** Opening Records for processing block **

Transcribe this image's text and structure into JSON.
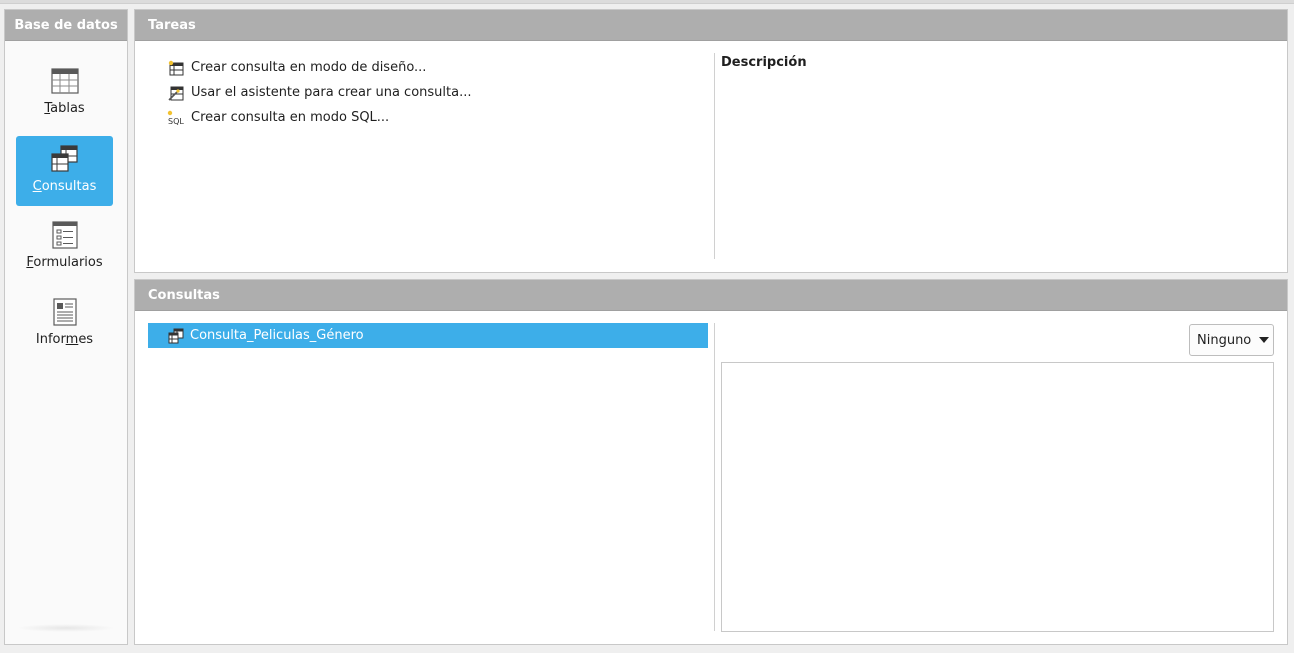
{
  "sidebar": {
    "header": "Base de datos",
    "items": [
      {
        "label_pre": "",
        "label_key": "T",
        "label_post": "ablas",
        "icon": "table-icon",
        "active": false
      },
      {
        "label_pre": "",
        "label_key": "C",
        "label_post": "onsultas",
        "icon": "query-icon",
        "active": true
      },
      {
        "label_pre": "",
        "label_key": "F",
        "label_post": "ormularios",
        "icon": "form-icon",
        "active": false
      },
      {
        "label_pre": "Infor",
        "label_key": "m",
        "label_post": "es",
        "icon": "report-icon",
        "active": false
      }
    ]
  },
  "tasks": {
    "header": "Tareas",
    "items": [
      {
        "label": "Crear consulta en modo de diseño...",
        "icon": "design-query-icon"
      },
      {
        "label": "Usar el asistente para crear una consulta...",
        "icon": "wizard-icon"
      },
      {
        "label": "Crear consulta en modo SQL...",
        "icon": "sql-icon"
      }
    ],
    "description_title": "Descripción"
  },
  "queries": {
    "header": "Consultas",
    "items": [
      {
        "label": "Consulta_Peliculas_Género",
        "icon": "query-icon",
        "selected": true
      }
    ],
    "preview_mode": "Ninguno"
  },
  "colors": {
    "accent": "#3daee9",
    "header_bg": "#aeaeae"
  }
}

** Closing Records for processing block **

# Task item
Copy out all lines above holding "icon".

# Exercise answer
        "icon": "table-icon",
        "icon": "query-icon",
        "icon": "form-icon",
        "icon": "report-icon",
        "icon": "design-query-icon"
        "icon": "wizard-icon"
        "icon": "sql-icon"
        "icon": "query-icon",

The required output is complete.